Since there is no established standard for a female presidential candidate, Hillary is judged against a masculine framework. And as professional women in male-dominated environments know all too well, she is judged more severely against that framework. When Bernie Sanders and Donald Trump yell, for instance, we read them as commanding attention. When Hillary Clinton yells, we read her as “shrill” because she appears to fit the “nagging mother” archetype. “When women raise their voices, people tend to get their hackles up,” Time magazine’s Jay Newton-Small explains. “People I talk to at Clinton events [ask]: Why is she screaming at me? Am I in trouble?”
“I’m With Her” proclaims that in spite of these barriers, Hillary Clinton is slated to collect a substantial portion of the male vote. White male Democrats have notoriously trailed behind their female counterparts in their support for Clinton—turning out in larger numbers for Obama and Sanders since 2008—but according to a Pew Research survey conducted in late June 2016, nearly half of men eligible to vote prefer “Her.” This support may very well coincide with the increasing plasticity of gender roles, given Millennial enthusiasm for Clinton.
The Huffington Post spoke with “The Millennial Men Who Love Hillary Clinton” in August, and their findings were perhaps unsurprising. Interviewees reported receiving backlash from fellow Democrats who supported Bernie Sanders as well as private messages from “closeted” Clinton supporters who felt they couldn’t support their candidate openly. But these men also became more aware of the double standards that female politicians face. “As a woman in power, seeking to hold the nation’s highest office, she has to find this very fine balance,” noticed Mike, a man from Seattle.
Another supporter, 26-year-old Joshua, added that “having a woman become the most powerful person in the world would be hugely significant,” noting that he admires Clinton for “centralizing important issues, like equal pay and women’s health.” A legion of male voters is by no means needed to validate a female candidate’s pursuit. But as a member of the population half that frequently downplays personal successes so as not to appear threatening to romantic partners and goes along with “old boys club” work environments so as not to appear disagreeable, I am relieved, even hopeful, when men stand behind women in leadership roles.
A Pew Research poll revealed last month that most American men believe systemic, institutional sexism is “over.” This misunderstanding of sexism as a past event with a distinct endpoint rather than as a changing continuum of issues will not magically vanish, along with the issues themselves, if there is a woman in the White House.
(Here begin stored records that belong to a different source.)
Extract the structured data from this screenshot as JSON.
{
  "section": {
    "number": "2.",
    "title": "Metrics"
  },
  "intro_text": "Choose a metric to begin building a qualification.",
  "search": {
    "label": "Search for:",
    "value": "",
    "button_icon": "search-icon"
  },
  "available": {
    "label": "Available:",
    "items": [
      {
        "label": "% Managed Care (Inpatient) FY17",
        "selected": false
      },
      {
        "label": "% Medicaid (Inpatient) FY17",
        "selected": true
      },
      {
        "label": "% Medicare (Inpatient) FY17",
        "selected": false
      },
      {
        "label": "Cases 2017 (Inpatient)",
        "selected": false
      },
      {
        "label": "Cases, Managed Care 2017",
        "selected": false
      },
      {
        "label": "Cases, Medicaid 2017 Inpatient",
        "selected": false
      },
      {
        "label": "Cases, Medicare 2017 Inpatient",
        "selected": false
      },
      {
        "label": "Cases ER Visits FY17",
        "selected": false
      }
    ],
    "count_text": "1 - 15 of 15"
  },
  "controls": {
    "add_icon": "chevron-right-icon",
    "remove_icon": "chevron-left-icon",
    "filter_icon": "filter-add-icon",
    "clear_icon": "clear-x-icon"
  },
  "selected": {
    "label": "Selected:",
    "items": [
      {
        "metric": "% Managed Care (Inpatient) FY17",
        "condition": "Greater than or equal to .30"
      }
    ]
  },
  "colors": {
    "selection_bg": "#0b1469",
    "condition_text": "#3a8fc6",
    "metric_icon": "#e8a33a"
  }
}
Whether or not this happens in 2016, “I’m With Her” is a bold subversion of how gender and power relations are accepted in America, and a step forward for women in politics.
Chelsea Cristene is a communications associate and English professor based in Washington, DC. She has been published by the Good Men Project, Salon, xoJane, and MamaMia, and runs a film review blog, Catch Up, with fellow Role Reboot contributor Telaina Eriksen. Find her on Twitter.